Scan the records that follow, and whenever a line has the word "أغسطس", copy it.

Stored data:
*** Begin section ***

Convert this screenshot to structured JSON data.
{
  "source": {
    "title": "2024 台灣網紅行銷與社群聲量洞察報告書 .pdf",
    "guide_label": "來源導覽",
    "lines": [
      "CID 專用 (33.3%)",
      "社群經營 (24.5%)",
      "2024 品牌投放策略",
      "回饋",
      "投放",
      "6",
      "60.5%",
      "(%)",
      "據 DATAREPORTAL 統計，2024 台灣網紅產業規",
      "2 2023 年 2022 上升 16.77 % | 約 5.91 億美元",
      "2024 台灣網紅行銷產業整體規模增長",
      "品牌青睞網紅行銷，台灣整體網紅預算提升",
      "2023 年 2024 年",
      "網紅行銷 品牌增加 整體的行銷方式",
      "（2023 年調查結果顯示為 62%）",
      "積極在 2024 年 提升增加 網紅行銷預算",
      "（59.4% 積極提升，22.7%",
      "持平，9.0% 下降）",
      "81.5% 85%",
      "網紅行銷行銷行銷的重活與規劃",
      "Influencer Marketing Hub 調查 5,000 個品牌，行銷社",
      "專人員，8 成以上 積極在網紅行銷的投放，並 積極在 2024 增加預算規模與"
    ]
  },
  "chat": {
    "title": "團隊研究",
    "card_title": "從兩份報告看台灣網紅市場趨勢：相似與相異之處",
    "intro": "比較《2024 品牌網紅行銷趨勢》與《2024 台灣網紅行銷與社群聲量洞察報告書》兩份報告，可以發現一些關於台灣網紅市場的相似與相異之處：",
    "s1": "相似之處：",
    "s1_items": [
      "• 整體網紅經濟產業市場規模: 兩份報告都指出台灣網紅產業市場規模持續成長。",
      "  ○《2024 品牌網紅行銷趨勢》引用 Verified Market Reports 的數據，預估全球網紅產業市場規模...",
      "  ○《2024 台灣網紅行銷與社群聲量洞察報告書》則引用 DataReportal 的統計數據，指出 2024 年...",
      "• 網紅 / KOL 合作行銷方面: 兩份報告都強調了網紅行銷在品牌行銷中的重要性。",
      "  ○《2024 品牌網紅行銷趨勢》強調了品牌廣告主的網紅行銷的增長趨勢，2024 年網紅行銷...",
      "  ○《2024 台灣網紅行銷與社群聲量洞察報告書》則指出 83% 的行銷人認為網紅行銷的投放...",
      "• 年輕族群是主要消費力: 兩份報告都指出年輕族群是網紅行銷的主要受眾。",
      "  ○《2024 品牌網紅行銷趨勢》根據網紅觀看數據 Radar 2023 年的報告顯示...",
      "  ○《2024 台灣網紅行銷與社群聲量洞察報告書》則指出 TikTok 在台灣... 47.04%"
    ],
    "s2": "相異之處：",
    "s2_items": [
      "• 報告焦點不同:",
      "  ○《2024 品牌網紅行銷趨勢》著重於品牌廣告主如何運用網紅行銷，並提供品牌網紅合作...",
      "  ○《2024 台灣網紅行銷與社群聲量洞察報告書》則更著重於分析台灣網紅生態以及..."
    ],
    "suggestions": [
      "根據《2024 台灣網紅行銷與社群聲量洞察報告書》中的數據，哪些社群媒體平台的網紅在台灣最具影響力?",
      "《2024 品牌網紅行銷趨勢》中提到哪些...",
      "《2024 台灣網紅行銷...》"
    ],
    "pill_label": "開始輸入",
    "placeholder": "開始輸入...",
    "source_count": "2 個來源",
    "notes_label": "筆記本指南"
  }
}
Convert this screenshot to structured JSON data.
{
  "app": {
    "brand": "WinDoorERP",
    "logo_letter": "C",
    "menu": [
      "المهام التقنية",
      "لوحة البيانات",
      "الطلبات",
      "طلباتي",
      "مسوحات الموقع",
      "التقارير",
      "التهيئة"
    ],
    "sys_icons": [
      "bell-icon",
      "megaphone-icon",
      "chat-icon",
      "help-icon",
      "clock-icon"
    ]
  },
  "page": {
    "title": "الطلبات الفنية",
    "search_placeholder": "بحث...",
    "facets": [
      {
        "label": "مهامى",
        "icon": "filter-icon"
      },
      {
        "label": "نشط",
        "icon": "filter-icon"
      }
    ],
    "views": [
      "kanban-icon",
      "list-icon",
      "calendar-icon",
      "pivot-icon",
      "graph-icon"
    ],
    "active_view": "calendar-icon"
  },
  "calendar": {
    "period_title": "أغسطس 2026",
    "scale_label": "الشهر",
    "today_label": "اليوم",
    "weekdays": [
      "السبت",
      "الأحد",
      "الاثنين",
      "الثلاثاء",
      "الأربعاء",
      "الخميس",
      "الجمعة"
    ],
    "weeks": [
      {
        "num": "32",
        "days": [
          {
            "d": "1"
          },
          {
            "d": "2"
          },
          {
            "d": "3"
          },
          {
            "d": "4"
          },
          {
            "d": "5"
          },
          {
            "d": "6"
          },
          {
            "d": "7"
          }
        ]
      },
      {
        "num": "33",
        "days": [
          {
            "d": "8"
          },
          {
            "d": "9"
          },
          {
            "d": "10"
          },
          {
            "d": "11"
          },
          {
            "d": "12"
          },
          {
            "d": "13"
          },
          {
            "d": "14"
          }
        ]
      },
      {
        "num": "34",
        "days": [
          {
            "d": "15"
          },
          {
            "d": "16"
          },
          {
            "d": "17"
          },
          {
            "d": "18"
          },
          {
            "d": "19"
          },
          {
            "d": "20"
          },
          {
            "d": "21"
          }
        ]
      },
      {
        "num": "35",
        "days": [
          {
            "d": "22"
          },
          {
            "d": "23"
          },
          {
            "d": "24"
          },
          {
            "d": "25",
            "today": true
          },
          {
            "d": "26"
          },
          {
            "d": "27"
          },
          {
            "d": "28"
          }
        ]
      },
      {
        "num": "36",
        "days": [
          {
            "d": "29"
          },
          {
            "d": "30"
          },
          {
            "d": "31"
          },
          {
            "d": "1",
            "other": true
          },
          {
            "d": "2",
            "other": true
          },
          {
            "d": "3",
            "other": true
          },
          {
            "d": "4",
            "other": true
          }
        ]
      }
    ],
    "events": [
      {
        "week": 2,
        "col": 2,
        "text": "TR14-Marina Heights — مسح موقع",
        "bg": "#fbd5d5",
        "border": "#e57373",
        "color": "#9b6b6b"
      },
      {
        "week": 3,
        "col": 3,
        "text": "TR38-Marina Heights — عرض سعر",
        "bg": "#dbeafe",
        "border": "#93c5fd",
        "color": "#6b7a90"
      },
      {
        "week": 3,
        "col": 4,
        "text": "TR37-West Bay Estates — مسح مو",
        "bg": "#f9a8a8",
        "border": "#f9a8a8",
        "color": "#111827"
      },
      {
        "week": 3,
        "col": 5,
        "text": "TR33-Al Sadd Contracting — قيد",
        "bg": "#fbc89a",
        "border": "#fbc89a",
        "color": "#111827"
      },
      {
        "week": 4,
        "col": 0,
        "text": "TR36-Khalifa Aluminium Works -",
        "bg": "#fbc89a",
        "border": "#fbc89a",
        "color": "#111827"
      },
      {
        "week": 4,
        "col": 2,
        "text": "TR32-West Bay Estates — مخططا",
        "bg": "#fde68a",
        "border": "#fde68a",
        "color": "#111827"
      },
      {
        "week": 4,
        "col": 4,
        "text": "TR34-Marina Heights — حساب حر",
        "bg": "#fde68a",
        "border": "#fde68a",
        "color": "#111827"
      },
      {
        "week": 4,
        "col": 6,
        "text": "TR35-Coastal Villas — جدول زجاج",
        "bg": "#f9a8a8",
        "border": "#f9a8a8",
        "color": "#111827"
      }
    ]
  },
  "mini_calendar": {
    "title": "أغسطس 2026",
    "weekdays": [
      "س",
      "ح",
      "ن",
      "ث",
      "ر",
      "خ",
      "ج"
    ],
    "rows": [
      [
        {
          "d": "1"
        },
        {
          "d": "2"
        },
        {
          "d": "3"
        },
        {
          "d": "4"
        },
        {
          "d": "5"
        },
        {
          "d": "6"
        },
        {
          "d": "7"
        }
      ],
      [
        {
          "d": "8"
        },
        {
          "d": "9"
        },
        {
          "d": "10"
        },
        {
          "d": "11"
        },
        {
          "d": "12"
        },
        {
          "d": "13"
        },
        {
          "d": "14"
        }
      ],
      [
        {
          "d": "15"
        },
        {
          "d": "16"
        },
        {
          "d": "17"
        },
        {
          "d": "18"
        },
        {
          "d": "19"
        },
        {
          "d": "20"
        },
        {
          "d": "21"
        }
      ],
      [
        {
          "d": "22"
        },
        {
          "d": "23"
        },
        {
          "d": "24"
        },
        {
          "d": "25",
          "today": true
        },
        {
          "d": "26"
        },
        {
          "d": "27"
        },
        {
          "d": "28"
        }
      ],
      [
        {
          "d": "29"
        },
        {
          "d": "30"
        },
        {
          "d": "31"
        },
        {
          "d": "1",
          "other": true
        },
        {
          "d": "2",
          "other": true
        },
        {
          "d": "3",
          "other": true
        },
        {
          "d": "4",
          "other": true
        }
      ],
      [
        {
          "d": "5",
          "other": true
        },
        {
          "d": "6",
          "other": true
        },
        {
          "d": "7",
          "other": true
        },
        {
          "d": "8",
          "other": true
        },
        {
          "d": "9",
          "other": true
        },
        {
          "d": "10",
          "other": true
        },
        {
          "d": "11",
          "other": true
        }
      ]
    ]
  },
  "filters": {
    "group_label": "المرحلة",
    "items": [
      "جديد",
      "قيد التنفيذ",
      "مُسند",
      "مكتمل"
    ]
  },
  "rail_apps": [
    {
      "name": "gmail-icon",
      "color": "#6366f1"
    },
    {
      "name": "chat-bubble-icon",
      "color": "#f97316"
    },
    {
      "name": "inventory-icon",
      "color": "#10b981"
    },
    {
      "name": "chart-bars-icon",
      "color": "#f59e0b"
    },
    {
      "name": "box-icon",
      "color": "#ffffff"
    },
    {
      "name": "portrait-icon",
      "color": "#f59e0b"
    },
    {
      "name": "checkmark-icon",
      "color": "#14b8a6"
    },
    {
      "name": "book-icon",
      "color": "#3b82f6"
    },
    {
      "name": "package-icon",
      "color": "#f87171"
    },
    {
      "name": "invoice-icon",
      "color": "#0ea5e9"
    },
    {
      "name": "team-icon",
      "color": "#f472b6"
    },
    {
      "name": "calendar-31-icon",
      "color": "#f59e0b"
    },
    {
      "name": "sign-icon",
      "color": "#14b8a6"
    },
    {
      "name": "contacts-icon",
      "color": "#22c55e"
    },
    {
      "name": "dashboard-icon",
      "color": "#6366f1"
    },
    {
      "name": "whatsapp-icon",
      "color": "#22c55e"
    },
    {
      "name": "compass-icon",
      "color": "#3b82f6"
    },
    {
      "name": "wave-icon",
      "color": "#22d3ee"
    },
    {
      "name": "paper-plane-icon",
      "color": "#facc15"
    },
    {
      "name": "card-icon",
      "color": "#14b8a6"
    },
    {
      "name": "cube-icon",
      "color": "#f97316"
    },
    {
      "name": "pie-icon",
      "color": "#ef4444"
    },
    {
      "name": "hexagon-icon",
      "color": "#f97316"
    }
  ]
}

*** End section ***

> [Expected answer]
    "period_title": "أغسطس 2026",
    "title": "أغسطس 2026",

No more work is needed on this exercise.